### PROVIDED RECORDS ###
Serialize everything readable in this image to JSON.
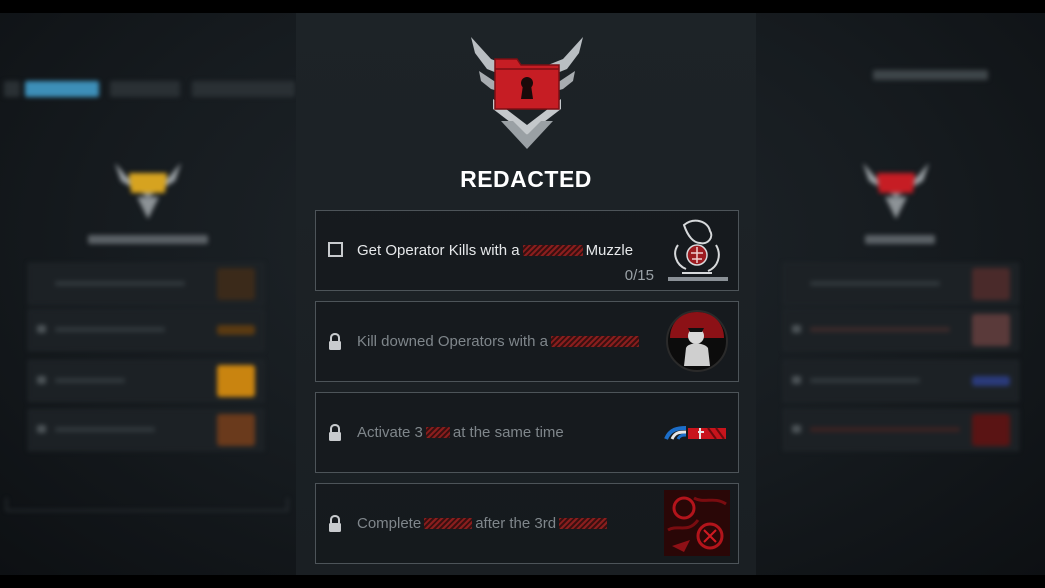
{
  "page": {
    "title": "REDACTED",
    "colors": {
      "accent_red": "#c61d24",
      "text_primary": "#ffffff",
      "text_locked": "#7f868b",
      "bg_tab_active": "#3d8fb8"
    }
  },
  "emblem": {
    "icon": "locked-folder-winged-chevron-icon"
  },
  "challenges": [
    {
      "state": "active",
      "text_before": "Get Operator Kills with a",
      "text_after": "Muzzle",
      "progress": "0/15",
      "progress_current": 0,
      "progress_total": 15,
      "reward_icon": "skull-dragon-sticker-icon"
    },
    {
      "state": "locked",
      "text_before": "Kill downed Operators with a",
      "text_after": "",
      "reward_icon": "operator-portrait-calling-card-icon"
    },
    {
      "state": "locked",
      "text_before": "Activate 3",
      "text_after": "at the same time",
      "reward_icon": "blue-red-emblem-stripe-icon"
    },
    {
      "state": "locked",
      "text_before": "Complete",
      "text_middle": "after the 3rd",
      "reward_icon": "red-graffiti-calling-card-icon"
    }
  ]
}
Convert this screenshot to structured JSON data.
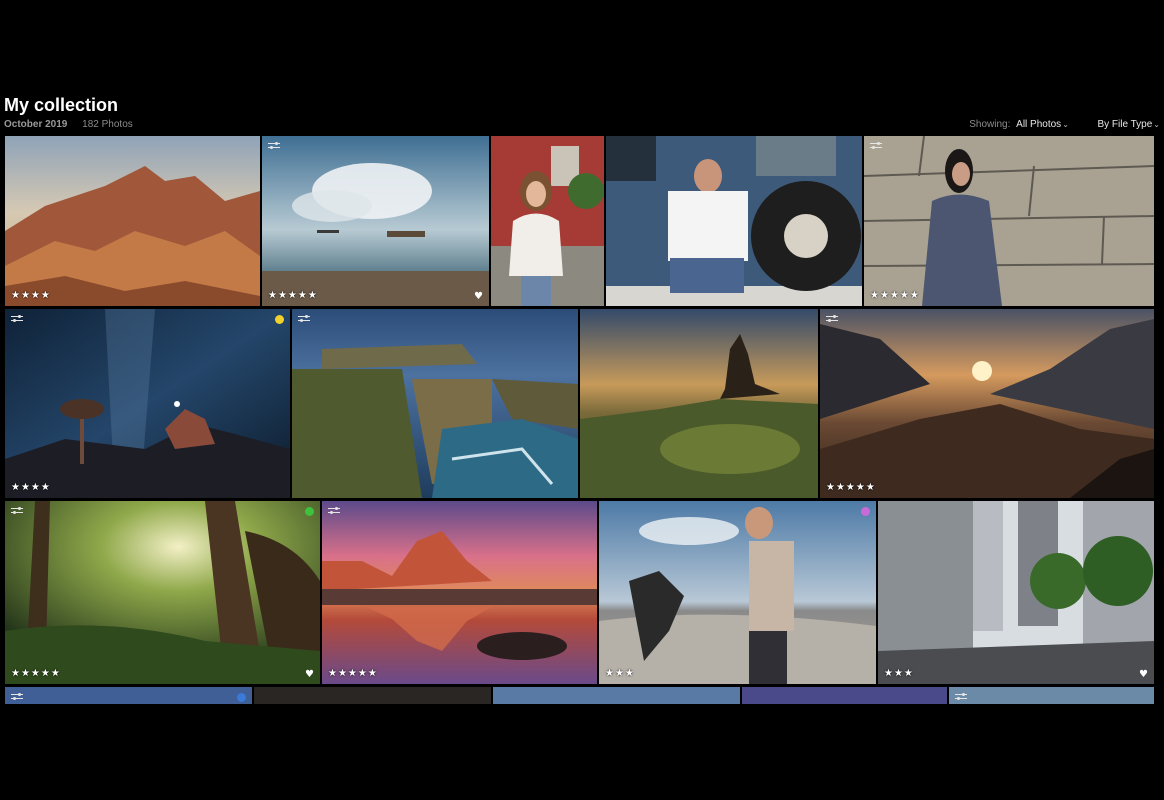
{
  "header": {
    "title": "My collection",
    "date": "October 2019",
    "count": "182 Photos",
    "showing_label": "Showing:",
    "showing_value": "All Photos",
    "sort_value": "By File Type"
  },
  "photos": [
    {
      "id": "desert-rocks",
      "rating": "★★★★",
      "heart": "",
      "dot": ""
    },
    {
      "id": "seascape-boats",
      "rating": "★★★★★",
      "heart": "♥",
      "dot": ""
    },
    {
      "id": "woman-barn",
      "rating": "",
      "heart": "",
      "dot": ""
    },
    {
      "id": "man-van",
      "rating": "",
      "heart": "",
      "dot": ""
    },
    {
      "id": "woman-stone-wall",
      "rating": "★★★★★",
      "heart": "",
      "dot": ""
    },
    {
      "id": "milky-way-tree",
      "rating": "★★★★",
      "heart": "",
      "dot": "#f2d22a"
    },
    {
      "id": "sea-cliffs",
      "rating": "",
      "heart": "",
      "dot": ""
    },
    {
      "id": "rock-spire",
      "rating": "",
      "heart": "",
      "dot": ""
    },
    {
      "id": "mountain-sunset",
      "rating": "★★★★★",
      "heart": "",
      "dot": ""
    },
    {
      "id": "forest-light",
      "rating": "★★★★★",
      "heart": "♥",
      "dot": "#3ec23e"
    },
    {
      "id": "mountain-reflection",
      "rating": "★★★★★",
      "heart": "",
      "dot": ""
    },
    {
      "id": "skateboarders",
      "rating": "★★★",
      "heart": "",
      "dot": "#c86bd9"
    },
    {
      "id": "city-street",
      "rating": "★★★",
      "heart": "♥",
      "dot": ""
    }
  ],
  "colors": {
    "selected_border": "#c9a05a",
    "background": "#000000"
  }
}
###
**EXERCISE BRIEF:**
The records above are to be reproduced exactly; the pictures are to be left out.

**ANSWER AREA:**
Serialize everything readable in this image to JSON.
{
  "page": {
    "title": "REDACTED",
    "colors": {
      "accent_red": "#c61d24",
      "text_primary": "#ffffff",
      "text_locked": "#7f868b",
      "bg_tab_active": "#3d8fb8"
    }
  },
  "emblem": {
    "icon": "locked-folder-winged-chevron-icon"
  },
  "challenges": [
    {
      "state": "active",
      "text_before": "Get Operator Kills with a",
      "text_after": "Muzzle",
      "progress": "0/15",
      "progress_current": 0,
      "progress_total": 15,
      "reward_icon": "skull-dragon-sticker-icon"
    },
    {
      "state": "locked",
      "text_before": "Kill downed Operators with a",
      "text_after": "",
      "reward_icon": "operator-portrait-calling-card-icon"
    },
    {
      "state": "locked",
      "text_before": "Activate 3",
      "text_after": "at the same time",
      "reward_icon": "blue-red-emblem-stripe-icon"
    },
    {
      "state": "locked",
      "text_before": "Complete",
      "text_middle": "after the 3rd",
      "reward_icon": "red-graffiti-calling-card-icon"
    }
  ]
}
Convert this screenshot to structured JSON data.
{
  "header": {
    "title": "My collection",
    "date": "October 2019",
    "count": "182 Photos",
    "showing_label": "Showing:",
    "showing_value": "All Photos",
    "sort_value": "By File Type"
  },
  "photos": [
    {
      "id": "desert-rocks",
      "rating": "★★★★",
      "heart": "",
      "dot": ""
    },
    {
      "id": "seascape-boats",
      "rating": "★★★★★",
      "heart": "♥",
      "dot": ""
    },
    {
      "id": "woman-barn",
      "rating": "",
      "heart": "",
      "dot": ""
    },
    {
      "id": "man-van",
      "rating": "",
      "heart": "",
      "dot": ""
    },
    {
      "id": "woman-stone-wall",
      "rating": "★★★★★",
      "heart": "",
      "dot": ""
    },
    {
      "id": "milky-way-tree",
      "rating": "★★★★",
      "heart": "",
      "dot": "#f2d22a"
    },
    {
      "id": "sea-cliffs",
      "rating": "",
      "heart": "",
      "dot": ""
    },
    {
      "id": "rock-spire",
      "rating": "",
      "heart": "",
      "dot": ""
    },
    {
      "id": "mountain-sunset",
      "rating": "★★★★★",
      "heart": "",
      "dot": ""
    },
    {
      "id": "forest-light",
      "rating": "★★★★★",
      "heart": "♥",
      "dot": "#3ec23e"
    },
    {
      "id": "mountain-reflection",
      "rating": "★★★★★",
      "heart": "",
      "dot": ""
    },
    {
      "id": "skateboarders",
      "rating": "★★★",
      "heart": "",
      "dot": "#c86bd9"
    },
    {
      "id": "city-street",
      "rating": "★★★",
      "heart": "♥",
      "dot": ""
    }
  ],
  "colors": {
    "selected_border": "#c9a05a",
    "background": "#000000"
  }
}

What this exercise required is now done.